A Kenilworth pensioner who sexually abused two young children in the 1970s has been jailed for 18 years. He was found guilty of raping a girl, 11, and indecently assaulting a boy, aged eight or nine.
Malcolm Blood’s victims only decided to speak out after one of them heard a police talk on child abuse in Stratford. Blood, 69, was arrested and charged with 20 separate offences, which he denied.
But after a trial at the crown court in Leamington he was found guilty of six charges of raping a girl, who was just 11 at the time of the first offence, in the 1970s. The former museum worker was also convicted of six charges of indecently assaulting the girl and five charges of indecently assaulting an eight or nine-year-old boy.
Jailing Blood, Judge Sylvia de Bertodano said: “You inflicted appalling acts of abuse for your own sexual gratification. I am sure you don’t need me to tell you the appalling effects of such offending on people who have suffered this type of abuse.
“The fact it took over 30 years for these different children to come forward and tell their stories, and the effect it has had on their lives, shows how the offences you committed against them have been a constant presence in their lives.
“You could have pleaded guilty to these matters but chose not to, therefore putting them through the further ordeal of giving evidence during this trial. If you had accepted responsibility you could have prevented that.”
“I very much hope your conviction and the sentence I’m going to pass will help bring them to a stage where their lives are no longer dominated by the abuse you subjected them to.”
The incidents took place in Warwick, where Blood lived at the time.

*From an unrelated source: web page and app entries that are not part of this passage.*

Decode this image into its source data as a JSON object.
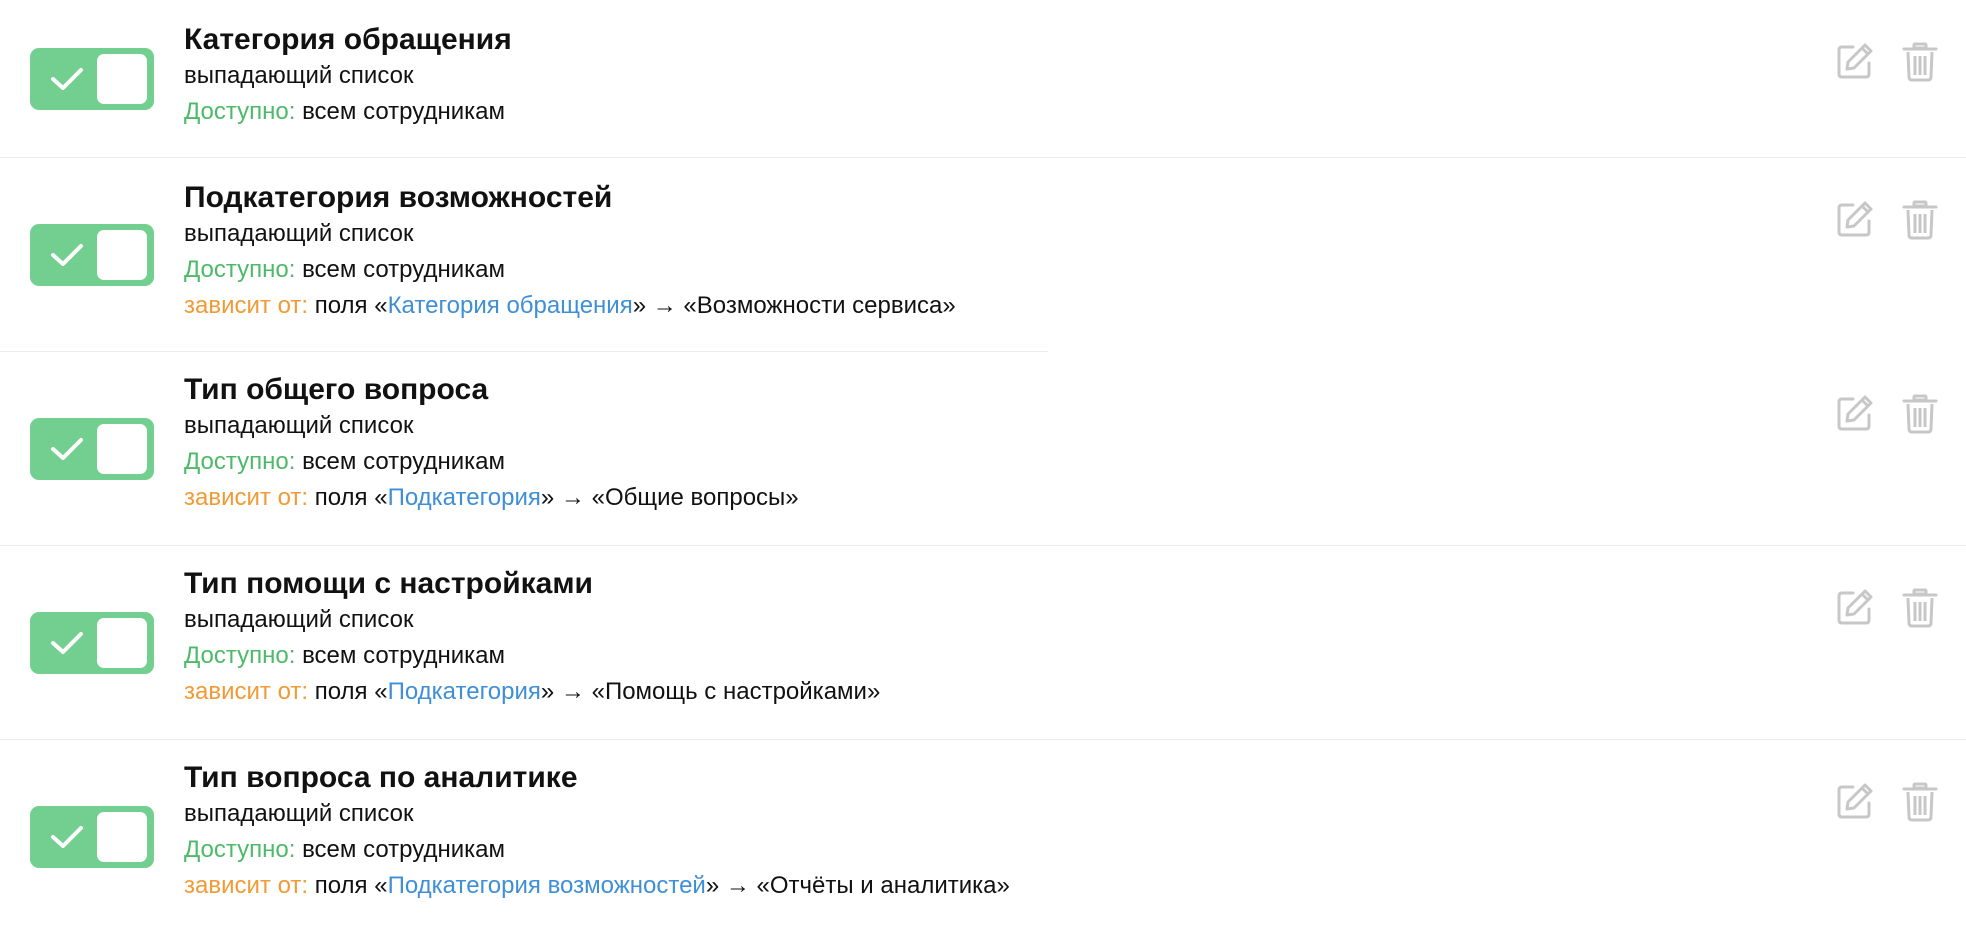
{
  "fields": [
    {
      "title": "Категория обращения",
      "type": "выпадающий список",
      "access_label": "Доступно:",
      "access_value": "всем сотрудникам",
      "enabled": true
    },
    {
      "title": "Подкатегория возможностей",
      "type": "выпадающий список",
      "access_label": "Доступно:",
      "access_value": "всем сотрудникам",
      "depends_label": "зависит от:",
      "depends_prefix": "поля «",
      "depends_field": "Категория обращения",
      "depends_suffix": "» → «Возможности сервиса»",
      "enabled": true
    },
    {
      "title": "Тип общего вопроса",
      "type": "выпадающий список",
      "access_label": "Доступно:",
      "access_value": "всем сотрудникам",
      "depends_label": "зависит от:",
      "depends_prefix": "поля «",
      "depends_field": "Подкатегория",
      "depends_suffix": "» → «Общие вопросы»",
      "enabled": true
    },
    {
      "title": "Тип помощи с настройками",
      "type": "выпадающий список",
      "access_label": "Доступно:",
      "access_value": "всем сотрудникам",
      "depends_label": "зависит от:",
      "depends_prefix": "поля «",
      "depends_field": "Подкатегория",
      "depends_suffix": "» → «Помощь с настройками»",
      "enabled": true
    },
    {
      "title": "Тип вопроса по аналитике",
      "type": "выпадающий список",
      "access_label": "Доступно:",
      "access_value": "всем сотрудникам",
      "depends_label": "зависит от:",
      "depends_prefix": "поля «",
      "depends_field": "Подкатегория возможностей",
      "depends_suffix": "» → «Отчёты и аналитика»",
      "enabled": true
    }
  ],
  "icons": {
    "toggle": "check-icon",
    "edit": "edit-icon",
    "delete": "trash-icon"
  },
  "colors": {
    "toggle_on": "#73cf8f",
    "access_label": "#4cba68",
    "depends_label": "#f29a35",
    "link": "#3f8fd6",
    "icon": "#c7c7c7"
  }
}
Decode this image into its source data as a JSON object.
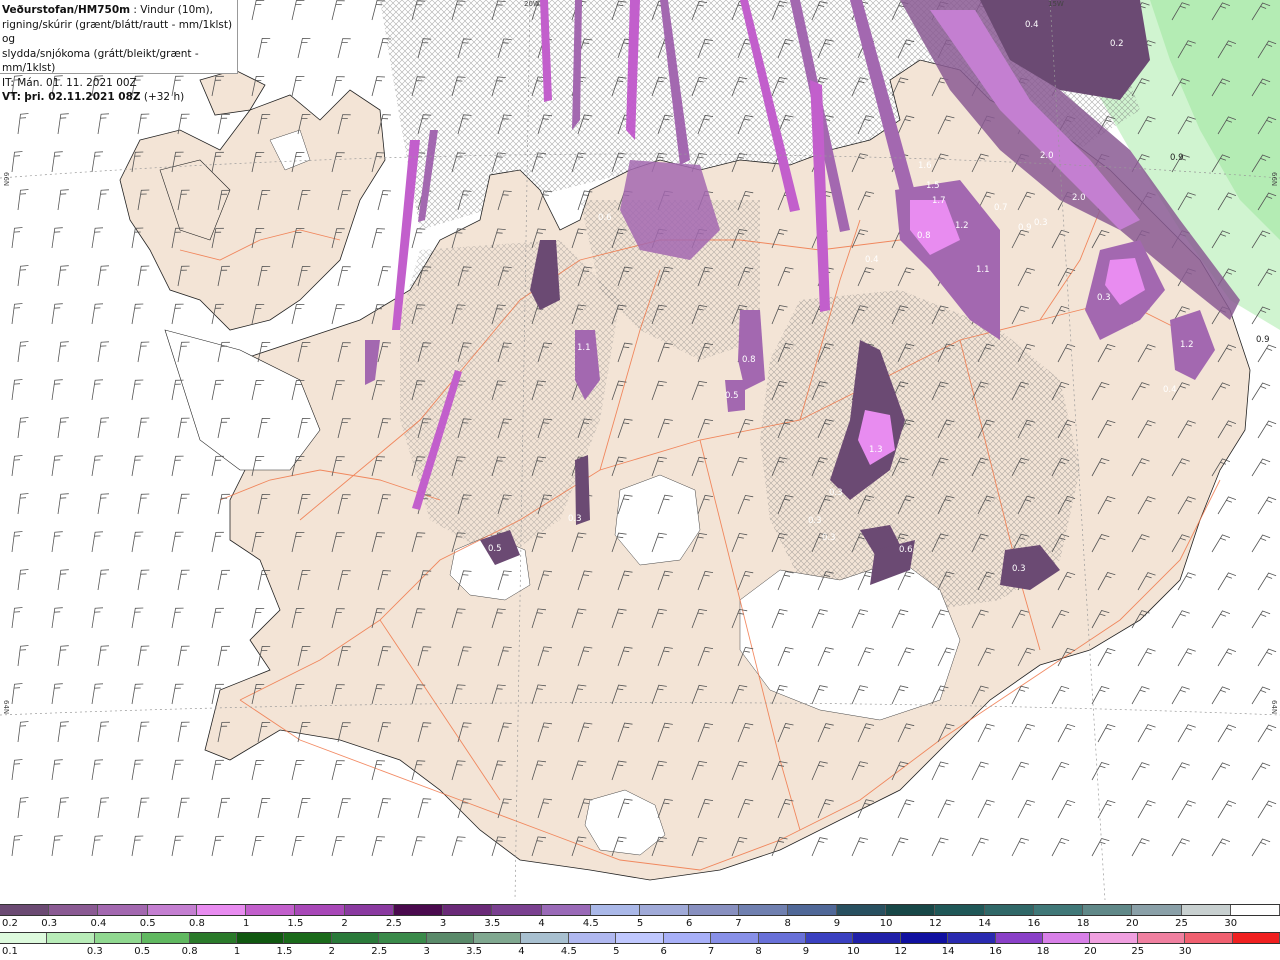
{
  "info": {
    "title": "Veðurstofan/HM750m",
    "desc1": " : Vindur (10m),",
    "desc2": "rigning/skúrir (grænt/blátt/rautt - mm/1klst) og",
    "desc3": "slydda/snjókoma (grátt/bleikt/grænt - mm/1klst)",
    "it_line": "IT: Mán. 01. 11. 2021 00Z",
    "vt_prefix": "VT:",
    "vt_time": "þri. 02.11.2021 08Z",
    "vt_offset": "(+32 h)"
  },
  "map_labels": {
    "lon_20w": "20W",
    "lon_15w": "15W",
    "lat_66n_left": "66N",
    "lat_66n_right": "66N",
    "lat_64n_left": "64N",
    "lat_64n_right": "64N"
  },
  "precip_values": [
    "0.4",
    "0.2",
    "1.6",
    "1.5",
    "1.7",
    "2.0",
    "2.0",
    "0.8",
    "1.2",
    "0.3",
    "0.7",
    "1.1",
    "0.9",
    "0.6",
    "0.4",
    "0.3",
    "1.1",
    "1.3",
    "0.3",
    "0.3",
    "1.2",
    "0.5",
    "0.5",
    "0.8",
    "0.3",
    "0.3",
    "0.3",
    "0.4",
    "0.6",
    "0.9",
    "0.9"
  ],
  "legend_snow": {
    "colors": [
      "#6b4a73",
      "#8a5a93",
      "#a368b0",
      "#c47fd1",
      "#e88cf0",
      "#c25fcc",
      "#a848b8",
      "#8a3aa0",
      "#4a0a4e",
      "#6a2a78",
      "#7a4090",
      "#9a6ab8",
      "#aab8e8",
      "#a0aad8",
      "#8890c0",
      "#7080b0",
      "#506898",
      "#285060",
      "#184848",
      "#205858",
      "#306868",
      "#407878",
      "#608888",
      "#8aa0a8",
      "#c8d0d0",
      "#ffffff"
    ],
    "labels": [
      "0.2",
      "0.3",
      "0.4",
      "0.5",
      "0.8",
      "1",
      "1.5",
      "2",
      "2.5",
      "3",
      "3.5",
      "4",
      "4.5",
      "5",
      "6",
      "7",
      "8",
      "9",
      "10",
      "12",
      "14",
      "16",
      "18",
      "20",
      "25",
      "30"
    ]
  },
  "legend_rain": {
    "colors": [
      "#ddfadd",
      "#b8ecb8",
      "#90d890",
      "#60b860",
      "#2a7a2a",
      "#105810",
      "#1a6a1a",
      "#2a7a3a",
      "#3a8a4a",
      "#5a8a6a",
      "#80a890",
      "#a8c0d0",
      "#b0b8f0",
      "#c0c8ff",
      "#a8b0f8",
      "#8890e8",
      "#6870d8",
      "#3a40c0",
      "#2020a8",
      "#1010a0",
      "#2a2ab0",
      "#8a40c8",
      "#d880e8",
      "#f0a0e0",
      "#f080a0",
      "#f06070",
      "#f02020"
    ],
    "labels": [
      "0.1",
      "0.3",
      "0.5",
      "0.8",
      "1",
      "1.5",
      "2",
      "2.5",
      "3",
      "3.5",
      "4",
      "4.5",
      "5",
      "6",
      "7",
      "8",
      "9",
      "10",
      "12",
      "14",
      "16",
      "18",
      "20",
      "25",
      "30"
    ]
  },
  "colors": {
    "land": "#f3e4d6",
    "coast": "#222222",
    "roads": "#f07040",
    "snow_dark": "#6b4a73",
    "snow_mid": "#a368b0",
    "snow_light": "#e88cf0",
    "rain_light": "#c8f2c8",
    "glacier": "#ffffff",
    "wind_barb": "#555555"
  }
}
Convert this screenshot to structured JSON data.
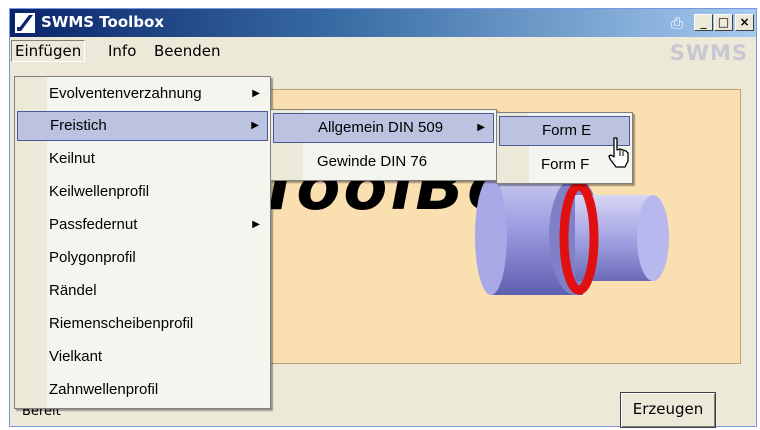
{
  "window": {
    "title": "SWMS Toolbox",
    "controls": {
      "print": "⎙",
      "minimize": "_",
      "maximize": "□",
      "close": "×"
    }
  },
  "menubar": {
    "items": [
      "Einfügen",
      "Info",
      "Beenden"
    ],
    "logo": "SWMS"
  },
  "content": {
    "background_text": "ToolBox",
    "status_text": "Bereit",
    "action_button": "Erzeugen"
  },
  "menu_einfuegen": {
    "items": [
      {
        "label": "Evolventenverzahnung",
        "has_submenu": true
      },
      {
        "label": "Freistich",
        "has_submenu": true,
        "selected": true
      },
      {
        "label": "Keilnut"
      },
      {
        "label": "Keilwellenprofil"
      },
      {
        "label": "Passfedernut",
        "has_submenu": true
      },
      {
        "label": "Polygonprofil"
      },
      {
        "label": "Rändel"
      },
      {
        "label": "Riemenscheibenprofil"
      },
      {
        "label": "Vielkant"
      },
      {
        "label": "Zahnwellenprofil"
      }
    ]
  },
  "menu_freistich": {
    "items": [
      {
        "label": "Allgemein DIN 509",
        "has_submenu": true,
        "selected": true
      },
      {
        "label": "Gewinde DIN 76"
      }
    ]
  },
  "menu_din509": {
    "items": [
      {
        "label": "Form E",
        "selected": true
      },
      {
        "label": "Form F"
      }
    ]
  },
  "colors": {
    "titlebar_start": "#0a246a",
    "titlebar_end": "#a6caf0",
    "panel_bg": "#fadfb0",
    "menu_highlight": "#bcc3e0",
    "part_red": "#e01010",
    "part_body": "#8f8fd6"
  }
}
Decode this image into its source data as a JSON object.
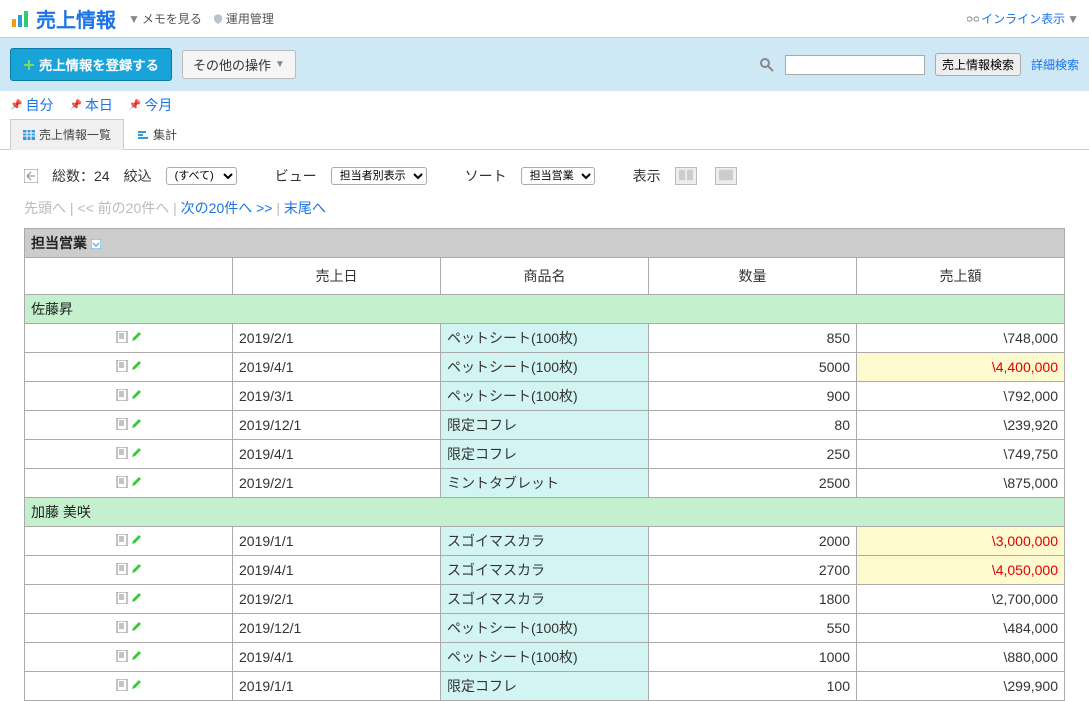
{
  "header": {
    "title": "売上情報",
    "memo": "メモを見る",
    "admin": "運用管理",
    "inline": "インライン表示"
  },
  "toolbar": {
    "register": "売上情報を登録する",
    "other_ops": "その他の操作",
    "search_btn": "売上情報検索",
    "adv_search": "詳細検索"
  },
  "tabs": {
    "self": "自分",
    "today": "本日",
    "month": "今月"
  },
  "subtabs": {
    "list": "売上情報一覧",
    "summary": "集計"
  },
  "controls": {
    "total_label": "総数：",
    "total_value": "24",
    "filter_label": "絞込",
    "filter_value": "(すべて)",
    "view_label": "ビュー",
    "view_value": "担当者別表示",
    "sort_label": "ソート",
    "sort_value": "担当営業",
    "display_label": "表示"
  },
  "pager": {
    "first": "先頭へ",
    "prev": "<< 前の20件へ",
    "next": "次の20件へ >>",
    "last": "末尾へ"
  },
  "table": {
    "group_header": "担当営業",
    "columns": {
      "date": "売上日",
      "product": "商品名",
      "qty": "数量",
      "amount": "売上額"
    },
    "groups": [
      {
        "name": "佐藤昇",
        "rows": [
          {
            "date": "2019/2/1",
            "product": "ペットシート(100枚)",
            "qty": "850",
            "amount": "\\748,000",
            "hl": false
          },
          {
            "date": "2019/4/1",
            "product": "ペットシート(100枚)",
            "qty": "5000",
            "amount": "\\4,400,000",
            "hl": true
          },
          {
            "date": "2019/3/1",
            "product": "ペットシート(100枚)",
            "qty": "900",
            "amount": "\\792,000",
            "hl": false
          },
          {
            "date": "2019/12/1",
            "product": "限定コフレ",
            "qty": "80",
            "amount": "\\239,920",
            "hl": false
          },
          {
            "date": "2019/4/1",
            "product": "限定コフレ",
            "qty": "250",
            "amount": "\\749,750",
            "hl": false
          },
          {
            "date": "2019/2/1",
            "product": "ミントタブレット",
            "qty": "2500",
            "amount": "\\875,000",
            "hl": false
          }
        ]
      },
      {
        "name": "加藤 美咲",
        "rows": [
          {
            "date": "2019/1/1",
            "product": "スゴイマスカラ",
            "qty": "2000",
            "amount": "\\3,000,000",
            "hl": true
          },
          {
            "date": "2019/4/1",
            "product": "スゴイマスカラ",
            "qty": "2700",
            "amount": "\\4,050,000",
            "hl": true
          },
          {
            "date": "2019/2/1",
            "product": "スゴイマスカラ",
            "qty": "1800",
            "amount": "\\2,700,000",
            "hl": false
          },
          {
            "date": "2019/12/1",
            "product": "ペットシート(100枚)",
            "qty": "550",
            "amount": "\\484,000",
            "hl": false
          },
          {
            "date": "2019/4/1",
            "product": "ペットシート(100枚)",
            "qty": "1000",
            "amount": "\\880,000",
            "hl": false
          },
          {
            "date": "2019/1/1",
            "product": "限定コフレ",
            "qty": "100",
            "amount": "\\299,900",
            "hl": false
          }
        ]
      }
    ]
  }
}
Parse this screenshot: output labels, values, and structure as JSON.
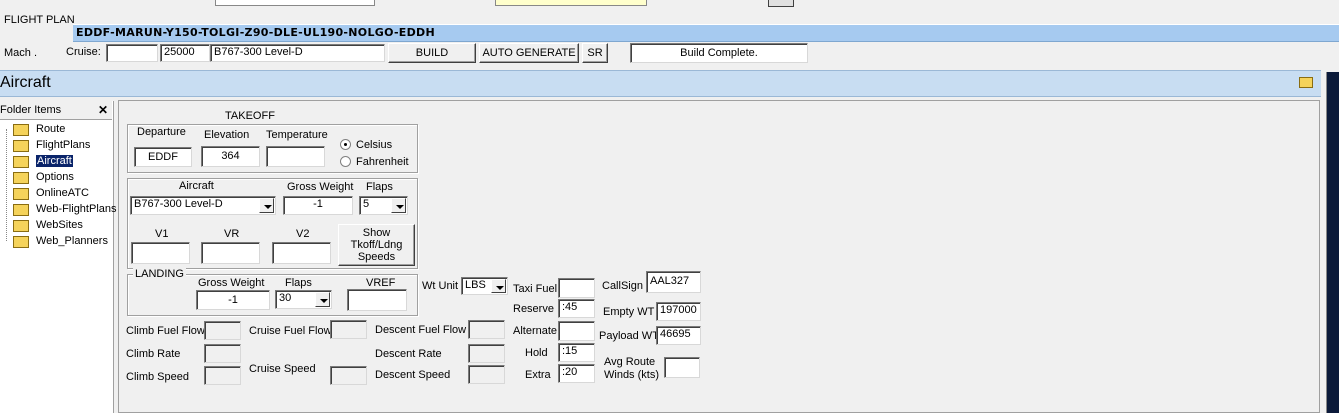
{
  "header": {
    "flight_plan_label": "FLIGHT PLAN",
    "route_string": "EDDF-MARUN-Y150-TOLGI-Z90-DLE-UL190-NOLGO-EDDH",
    "mach_label": "Mach .",
    "cruise_label": "Cruise:",
    "mach_value": "",
    "cruise_value": "25000",
    "aircraft_value": "B767-300 Level-D",
    "build_label": "BUILD",
    "auto_generate_label": "AUTO GENERATE",
    "sr_label": "SR",
    "status_text": "Build Complete."
  },
  "section": {
    "title": "Aircraft"
  },
  "sidebar": {
    "title": "Folder Items",
    "close": "✕",
    "items": [
      {
        "label": "Route"
      },
      {
        "label": "FlightPlans"
      },
      {
        "label": "Aircraft"
      },
      {
        "label": "Options"
      },
      {
        "label": "OnlineATC"
      },
      {
        "label": "Web-FlightPlans"
      },
      {
        "label": "WebSites"
      },
      {
        "label": "Web_Planners"
      }
    ]
  },
  "takeoff": {
    "title": "TAKEOFF",
    "departure_label": "Departure",
    "departure_value": "EDDF",
    "elevation_label": "Elevation",
    "elevation_value": "364",
    "temperature_label": "Temperature",
    "temperature_value": "",
    "celsius_label": "Celsius",
    "fahrenheit_label": "Fahrenheit",
    "aircraft_label": "Aircraft",
    "aircraft_value": "B767-300 Level-D",
    "gross_weight_label": "Gross Weight",
    "gross_weight_value": "-1",
    "flaps_label": "Flaps",
    "flaps_value": "5",
    "v1_label": "V1",
    "vr_label": "VR",
    "v2_label": "V2",
    "v1_value": "",
    "vr_value": "",
    "v2_value": "",
    "show_speeds_label": "Show Tkoff/Ldng Speeds"
  },
  "landing": {
    "title": "LANDING",
    "gross_weight_label": "Gross Weight",
    "gross_weight_value": "-1",
    "flaps_label": "Flaps",
    "flaps_value": "30",
    "vref_label": "VREF",
    "vref_value": ""
  },
  "weights": {
    "wt_unit_label": "Wt Unit",
    "wt_unit_value": "LBS",
    "taxi_fuel_label": "Taxi Fuel",
    "taxi_fuel_value": "",
    "reserve_label": "Reserve",
    "reserve_value": ":45",
    "alternate_label": "Alternate",
    "alternate_value": "",
    "hold_label": "Hold",
    "hold_value": ":15",
    "extra_label": "Extra",
    "extra_value": ":20",
    "callsign_label": "CallSign",
    "callsign_value": "AAL327",
    "empty_wt_label": "Empty WT",
    "empty_wt_value": "197000",
    "payload_wt_label": "Payload WT",
    "payload_wt_value": "46695",
    "avg_winds_label": "Avg Route Winds (kts)",
    "avg_winds_value": ""
  },
  "performance": {
    "climb_fuel_flow_label": "Climb Fuel Flow",
    "climb_rate_label": "Climb Rate",
    "climb_speed_label": "Climb Speed",
    "cruise_fuel_flow_label": "Cruise Fuel Flow",
    "cruise_speed_label": "Cruise Speed",
    "descent_fuel_flow_label": "Descent Fuel Flow",
    "descent_rate_label": "Descent Rate",
    "descent_speed_label": "Descent Speed"
  },
  "colors": {
    "route_bar": "#a6caf0",
    "section_bar": "#c8ddf2",
    "selection": "#0a246a",
    "folder": "#f5d35b"
  }
}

He now lives in Willow Meer, Kenilworth.
Blood will have to serve a minimum of 12 years because the law at the time demands that he serves at least two-thirds of his sentence.
Insp Peter Herring, from Warwickshire Police, said: “I hope this will encourage other victims to speak out in order to gain the justice they deserve and ensure that dangerous sex offenders are prevented from offending again. We want victims to know that they can contact police in complete confidence and we will treat their reports seriously.”